Full list of References: http://www.independentsciencenews.org/news/how-extreme-levels-of-roundup-in-food-became-the-industry-norm/

 

**************************************************************************************************************

Join Seed Freedom online:

Website – http://seedfreedom.in
Twitter – https://twitter.com/occupytheseed
Facebook – https://www.facebook.com/savetheseed
YouTube – http://www.youtube.com/user/occupytheseed
Sign the Declaration on Seed Freedom: http://seedfreedom.in/declaration/



52 comments

  1. Pingback: handyman services kennesaw ga

  2. Pingback: deer antler extract

  3. Pingback: seo-superior.com

  4. Pingback: pixelitas.com

  5. Pingback: paintless dent repair training

  6. Pingback: best 3ds emulator

  7. Pingback: how to get rid of cellulite

  8. Pingback: best garcinia cambogia extract reviews

  9. Pingback: goldsmithsgames.com

  10. Pingback: Mold Inspection in Santa Clara

  11. Pingback: tabletki na odchudzanie

  12. Pingback: chloe 財布

  13. Pingback: plombier paris

  14. Pingback: ブランドバリー

  15. Pingback: review

  16. Pingback: like this

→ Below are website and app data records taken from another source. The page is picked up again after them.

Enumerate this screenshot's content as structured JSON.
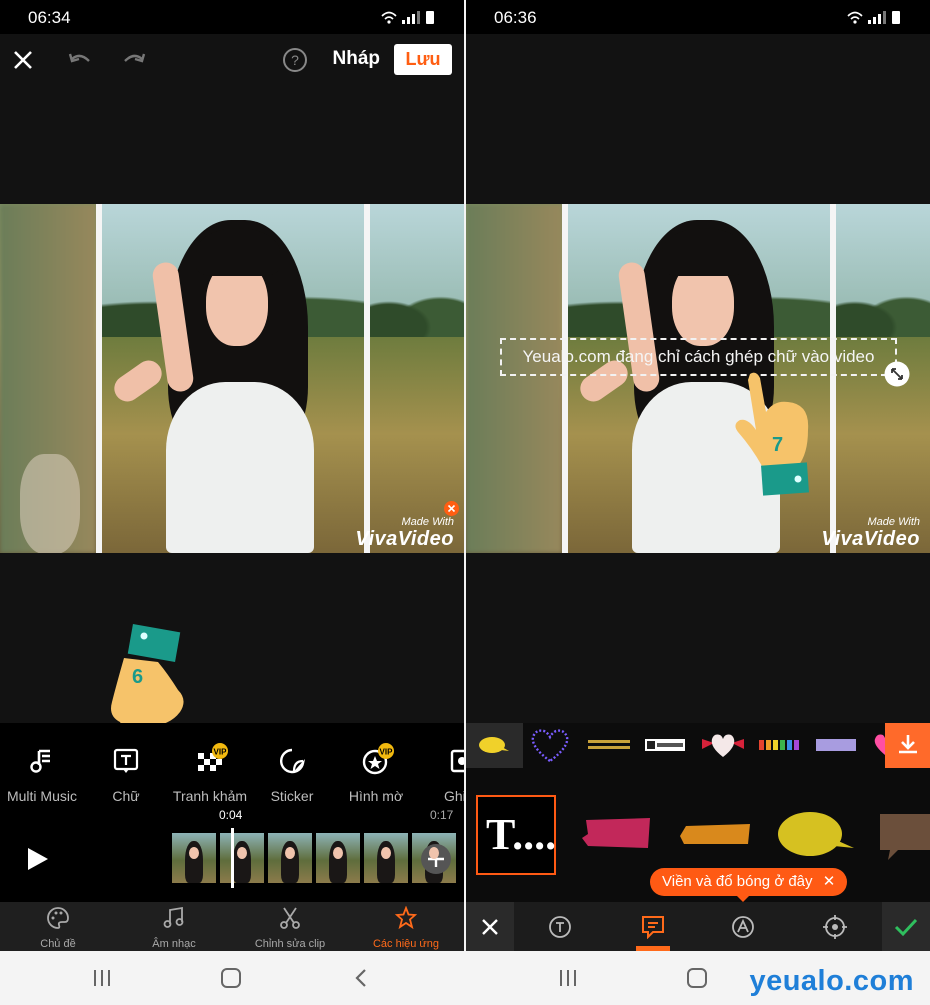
{
  "left": {
    "status_time": "06:34",
    "draft_label": "Nháp",
    "save_label": "Lưu",
    "watermark_small": "Made With",
    "watermark_big": "VivaVideo",
    "hand_step": "6",
    "tools": [
      {
        "label": "Multi Music",
        "icon": "multi-music-icon"
      },
      {
        "label": "Chữ",
        "icon": "text-icon"
      },
      {
        "label": "Tranh khảm",
        "icon": "mosaic-icon",
        "badge": "VIP"
      },
      {
        "label": "Sticker",
        "icon": "sticker-icon"
      },
      {
        "label": "Hình mờ",
        "icon": "watermark-icon",
        "badge": "VIP"
      },
      {
        "label": "Ghi",
        "icon": "record-icon"
      }
    ],
    "timeline": {
      "current": "0:04",
      "total": "0:17"
    },
    "bottom_nav": [
      {
        "label": "Chủ đề",
        "icon": "palette-icon",
        "active": false
      },
      {
        "label": "Âm nhạc",
        "icon": "music-icon",
        "active": false
      },
      {
        "label": "Chỉnh sửa clip",
        "icon": "scissors-icon",
        "active": false
      },
      {
        "label": "Các hiệu ứng",
        "icon": "effects-icon",
        "active": true
      }
    ]
  },
  "right": {
    "status_time": "06:36",
    "overlay_text": "Yeualo.com đang chỉ cách ghép chữ vào video",
    "watermark_small": "Made With",
    "watermark_big": "VivaVideo",
    "hand_step": "7",
    "sticker_thumbs": [
      "speech-bubble",
      "heart-dots",
      "gold-lines",
      "abc-box",
      "heart-bow",
      "abc-colors",
      "purple-tape",
      "pink-heart"
    ],
    "text_style_label": "T....",
    "tooltip": "Viền và đổ bóng ở đây",
    "tabs": [
      "close",
      "font",
      "style",
      "color",
      "position",
      "confirm"
    ]
  },
  "brand": "yeualo.com",
  "colors": {
    "accent": "#ff5e12",
    "active_tab": "#ff6a1a",
    "confirm": "#2fbf5e",
    "brand": "#1f7fd8"
  }
}
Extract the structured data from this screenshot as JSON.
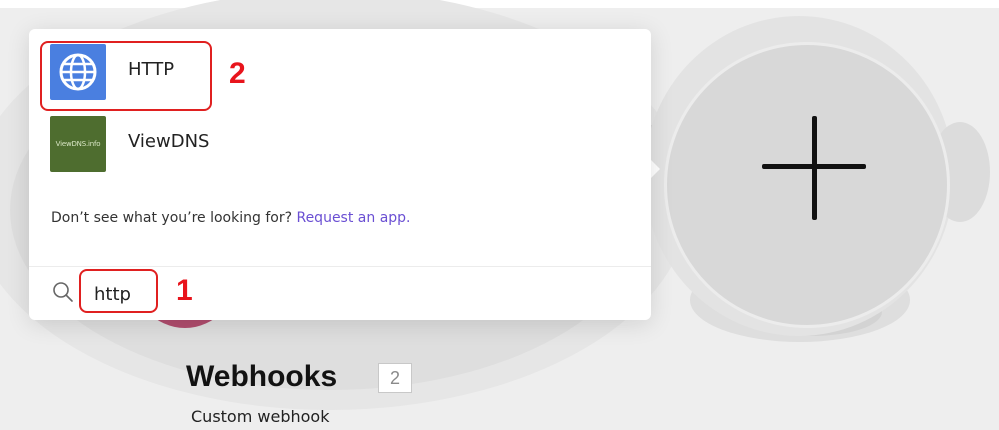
{
  "popup": {
    "apps": [
      {
        "label": "HTTP",
        "icon": "globe-icon"
      },
      {
        "label": "ViewDNS",
        "icon": "viewdns-logo-icon",
        "logo_text": "ViewDNS.info"
      }
    ],
    "hint_text": "Don’t see what you’re looking for?",
    "hint_link": "Request an app.",
    "search": {
      "value": "http",
      "icon": "search-icon"
    }
  },
  "module": {
    "title": "Webhooks",
    "count": "2",
    "subtitle": "Custom webhook"
  },
  "add_button": {
    "icon": "plus-icon"
  },
  "annotations": [
    {
      "number": "1",
      "target": "search-input"
    },
    {
      "number": "2",
      "target": "app-http"
    }
  ],
  "colors": {
    "annotation": "#e02020",
    "link": "#6a4fd3",
    "http_icon_bg": "#4a7fe0",
    "viewdns_icon_bg": "#4e6d2f",
    "webhook_module": "#b04d6e"
  }
}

  17. Pingback: home security systems installation in london

  18. Pingback: wireless intruder alarms

  19. Pingback: oakley sunglass outlet online

  20. Pingback: security system maintenance london

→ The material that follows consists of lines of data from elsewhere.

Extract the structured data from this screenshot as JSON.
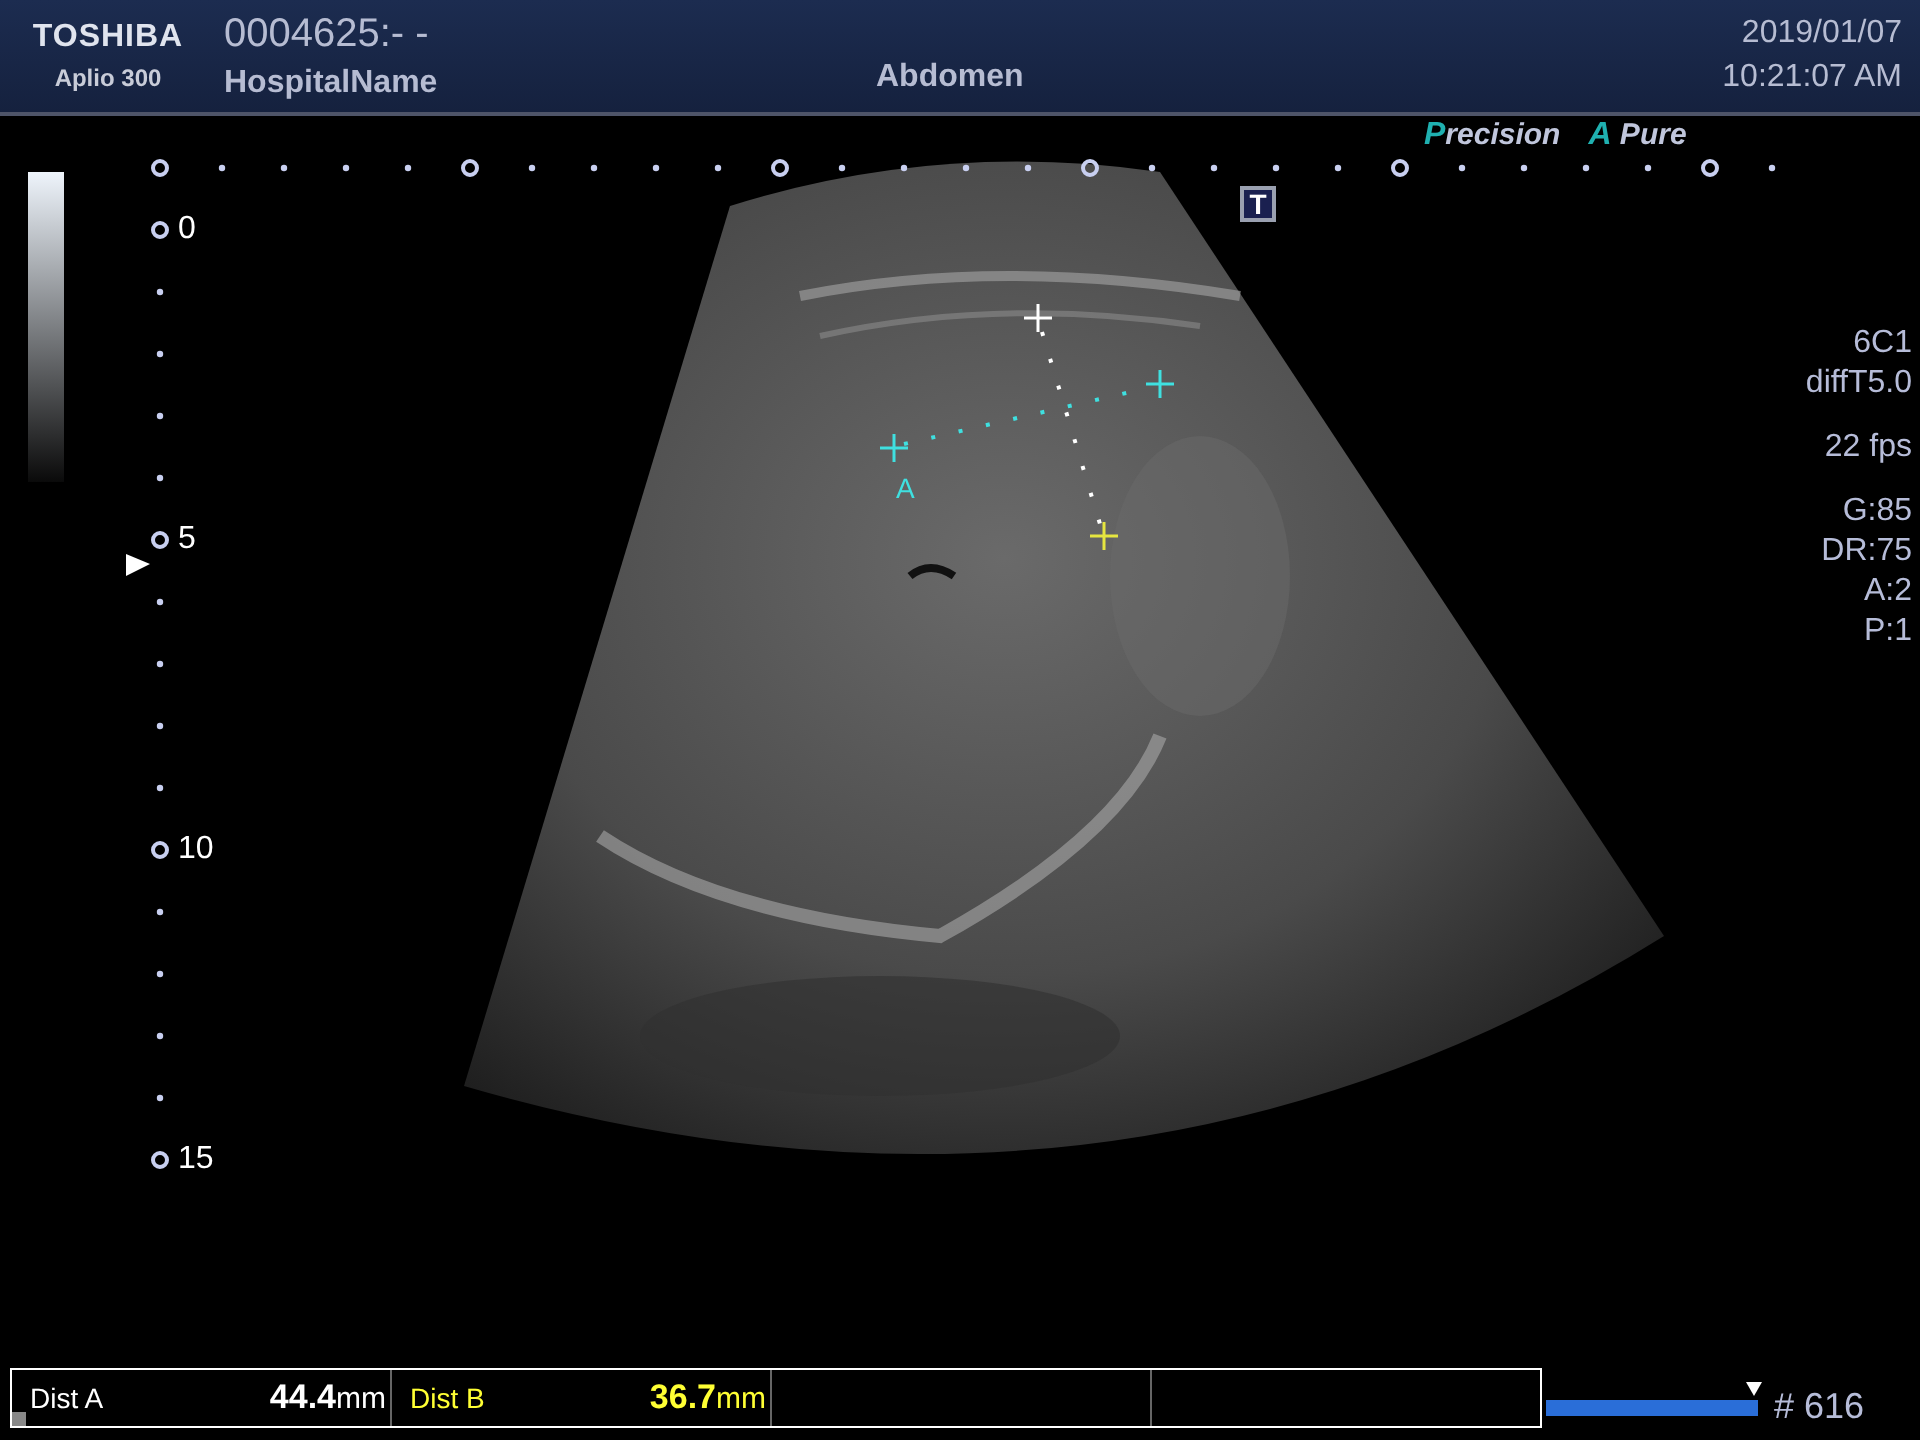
{
  "header": {
    "brand": "TOSHIBA",
    "model": "Aplio 300",
    "patient_id": "0004625:- -",
    "hospital": "HospitalName",
    "preset": "Abdomen",
    "date": "2019/01/07",
    "time": "10:21:07 AM"
  },
  "image_modes": [
    "Precision",
    "A Pure"
  ],
  "orientation_mark": "T",
  "depth_labels": [
    "0",
    "5",
    "10",
    "15"
  ],
  "parameter_groups": [
    [
      "6C1",
      "diffT5.0"
    ],
    [
      "22 fps"
    ],
    [
      "G:85",
      "DR:75",
      "A:2",
      "P:1"
    ]
  ],
  "caliper_label": "A",
  "measurements": [
    {
      "label": "Dist A",
      "value": "**44.4**mm",
      "color": "#ffffff"
    },
    {
      "label": "Dist B",
      "value": "**36.7**mm",
      "color": "#ffff33"
    }
  ],
  "cine": {
    "level": 1,
    "frame": "# 616"
  }
}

  21. Pingback: Austin TX SEO

  22. Pingback: michael kor shoes

  23. Pingback: Best Minneapolis SEO Consultant

  24. Pingback: intruder alarm

  25. Pingback: Custom Plastic Signs Dallas TX

  26. Pingback: Digital Signs

  27. Pingback: free credit score

  28. Pingback: coach outlets

  29. Pingback: garcinia cambogia for weight loss

  30. Pingback: this page

  31. Pingback: nagomi ryokan yuu

  32. Pingback: web design dallas

  33. Pingback: strategies

  34. Pingback: air flights cheap

  35. Pingback: video

  36. Pingback: gnc garcinia cambogia hca

  37. Pingback: where can i buy muscle rev xtreme

  38. Pingback: sleep aids

  39. Pingback: Home

  40. Pingback: ช่างภาพมืออาชีพ

  41. Pingback: hydroxycitric acid gnc

  42. Pingback: african fashion

  43. Pingback: recommended site

  44. Pingback: Lyman Acly

  45. Pingback: electronic cigarettes sample

  46. Pingback: unique dvd covers for you

  47. Pingback: pure garcinia cambogia free trial

  48. Pingback: kosiarka ręczna

  49. Pingback: Trackback

  50. Pingback: Trackback

  51. Pingback: nike mercurial vaporshox rivalry

  52. Pingback: sac bowling burberry


Leave a Reply